Were he not already so ubiquitous, this might seem like the season of Lars von Trier. Dogville, the first part of his “USA Trilogy” (to be differentiated from his “Europa Trilogy”—The Element of Crime, Epidemic and Europa/Zentropa; and his “Golden Heart Trilogy”—Breaking the Waves, The Idiots and Dancer in the Dark) appeared earlier this year to begin the excoriation of the American character by European cinema, a process just put to decisive referendum by the awarding of Michael Moore’s Fahrenheit 9/11 the Palme d’Or at Cannes. Stephen King’s The Kingdom Hospital, an adaptation of The Kingdom I and II, von Trier’s successive miniseries on Danish television, appeared as a much-touted ABC series and suffered mightily by comparison. And The Five Obstructions, co-directed by von Trier and his mentor Jørgen Leth, equal parts documentary, experiment and intervention, currently scuttles its way around the arthouse circuit.

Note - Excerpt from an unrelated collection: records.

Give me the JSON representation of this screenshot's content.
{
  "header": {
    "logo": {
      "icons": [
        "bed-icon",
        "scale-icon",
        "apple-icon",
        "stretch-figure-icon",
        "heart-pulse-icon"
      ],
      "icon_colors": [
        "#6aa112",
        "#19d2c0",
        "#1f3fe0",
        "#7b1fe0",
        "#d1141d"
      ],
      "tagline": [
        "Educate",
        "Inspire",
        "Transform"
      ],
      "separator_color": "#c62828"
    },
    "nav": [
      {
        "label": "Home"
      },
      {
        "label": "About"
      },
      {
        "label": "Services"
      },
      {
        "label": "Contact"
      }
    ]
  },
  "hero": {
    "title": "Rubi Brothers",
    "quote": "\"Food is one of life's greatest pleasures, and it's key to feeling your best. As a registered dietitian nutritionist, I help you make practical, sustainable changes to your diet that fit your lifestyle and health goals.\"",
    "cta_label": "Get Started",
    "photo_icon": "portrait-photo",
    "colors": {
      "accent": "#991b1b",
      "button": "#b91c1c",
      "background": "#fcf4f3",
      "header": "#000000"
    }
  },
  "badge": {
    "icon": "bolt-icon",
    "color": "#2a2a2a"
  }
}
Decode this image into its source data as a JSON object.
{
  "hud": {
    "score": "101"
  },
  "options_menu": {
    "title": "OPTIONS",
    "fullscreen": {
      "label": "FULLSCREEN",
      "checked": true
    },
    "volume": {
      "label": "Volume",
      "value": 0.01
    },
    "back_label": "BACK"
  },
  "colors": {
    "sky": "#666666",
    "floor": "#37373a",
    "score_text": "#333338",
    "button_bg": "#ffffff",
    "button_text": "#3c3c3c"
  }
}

The latter presents von Trier at his comical best. Resembling Fassbinder refashioned as a Muppet (Fassy Bear?), he is at once imperious and cuddly, using his private empire to force Leth, his former film instructor at the Danish Film Institute, into repeatedly remaking The Perfect Human, the film von Trier rates closest to perfect. “This little gem,” as he calls it, is a 12-minute 1967 black-and-white short that marries an insouciant formal abandon to a faux anthropological take on upscale hipsters, in the manner of Peter Sellers’ The Running Jumping & Standing Still Film (which handed Richard Lester his directing style on a platter) or, more pointedly, title designer Saul Bass’s Why Man Creates. Leth is the one who famously introduced “the rules of the game” into von Trier’s way of thinking, the intense penchant for order which, as we know from Tranceformer, a 1997 documentary by Stig Björkman, implicitly appealed to this son of radical academics who was raised free of restraints of any kind. (Tranceformer also informs us that at age 12, “Lars Trier” was the child star of Clandestine Summer, a winsome Swedish-Danish TV series, and that he added the “von” in film school—as in “Erich von Stroheim,” Teutonic tyrant and classical sadist—in much the same way Francis Ford Coppola appended his signature to exchange the quotidian for the epic.) The Five Obstructions is justified as homage and a form of therapy, von Trier’s magnanimous gesture to force his mentor out of his “provocative perverse perfection.” Yet it ultimately borders on autobiography, as von Trier judges and rejects not only his patriarch, but his own aesthetic foundations, subjecting them to outsize pressures as if to test their structural worthiness—like Steven Soderbergh did in interviewing his mentor, Richard Lester, in Getting Away With It.

This is the Lars von Trier—whimsical ideologue, benevolent autodidact, goofball despot—on display in three documentaries by Jesper Jargil, which he collectively labels “The Kingdom of Credibility Trilogy.” Continue reading